Before I jump into the meat of the post, I want to first thank everyone for your kind, loving words and support after my first post. Sharing such deeply personal parts of our lives with the internet can be a scary thing, and the outpouring from everyone squashed that fear. So, thanks. :)
Also, settle in for another long one. This particular situation doesn't benefit from brevity.
Yesterday, Ryan went in for his 2 week follow-up and I am so pleased to report that my darling husband is improving every day! I am getting my sweet husband back, and the joy that fills me with is indescribable.
I guess I should explain what went down at the initial appointment.
We brought along all the recent blood work that our general doctor had just run a week prior, and settled in for the consultation. When the specialist came into the room, met us and started looking over Ryan's paperwork, he was making me nervous. He kept looking at the blood work results, shaking his head and looking at Ryan. Finally he put everything down and spoke to Ryan with such care and concern. He said "I have seen men with double the levels of testosterone who can't even get out of bed in the morning. You must have some will." No surprise, I started crying immediately. Partly, I was crying because I was so happy someone else recognized how amazing Ryan is for dragging himself through (recent) life while feeling SO terrible...and partly I was crying because he was justifying that this was serious. We talked over Ryan's blood work, the options available, what he suggested and how it would work. I cried a lot. He was kind and patient. He even joked that "its not a successful visit if no tears are shed" as the nurse passed me a box of tissues. After hearing all the options and the doctor's recommendation, we trusted him and took the plunge. Ryan was prepped and received the first treatment right there, on the spot.
What we decided was best for Ryan is an injection of bio-engineered testosterone pellets, which are inserted into his hip area, just under the skin.

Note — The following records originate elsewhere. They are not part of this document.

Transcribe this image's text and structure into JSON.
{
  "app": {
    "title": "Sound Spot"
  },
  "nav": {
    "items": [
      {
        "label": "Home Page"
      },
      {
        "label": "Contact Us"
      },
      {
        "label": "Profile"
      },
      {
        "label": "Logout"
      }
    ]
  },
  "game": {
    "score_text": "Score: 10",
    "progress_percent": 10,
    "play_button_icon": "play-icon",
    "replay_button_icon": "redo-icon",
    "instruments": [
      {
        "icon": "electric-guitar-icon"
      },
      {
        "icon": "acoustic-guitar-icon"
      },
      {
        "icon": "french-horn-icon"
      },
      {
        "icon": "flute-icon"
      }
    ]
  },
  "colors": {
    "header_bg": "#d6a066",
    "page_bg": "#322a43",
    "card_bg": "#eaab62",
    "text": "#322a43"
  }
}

A small incision is made and then a large syringe puts several pellets under his skin. These pellets are sustained release and last for months, so Ryan will only have to have that done about twice a year. The hope is that eventually, Ryan's body will start producing the correct amount of testosterone on its own and this won't be a life long thing. He was also given a shot of fast acting bio-engineered testosterone to help jump start his system. Within a few days, I was starting to notice little improvements. Things that would make Ryan mad or upset for DAYS were now rolling off his shoulders in record time. He was smiling more. Being more playful. Laughing more. (The sound of Ryan's laughter is one of my favorite things on the planet and hearing it with much more frequency was so very welcomed.) Overall, he was just...BETTER.
Over the last 2 weeks, that has continued to improve. His mood is better each day, his energy level is getting back to where is used to be and I can just tell that he FEELS better. He didn't experience the "light switch" effect that many have described, but considering how low his levels were to start out, that doesn't surprise me. At the follow up yesterday, his doctor told him that he was at almost 500 now, (a HUGE jump from his starting level of 181) and as the pellets dissolve and go to work, he should reach the optimum level of 1000. As for the root cause - well, that's still in the air. They ran a lot of tests and there are several possibilities, but the doctor doesn't feel comfortable making that determination until he sees how Ryan's body responds to the pellets after a couple of months. So, for now, we are just along for the ride. A ride that is getting increasingly more enjoyable. :)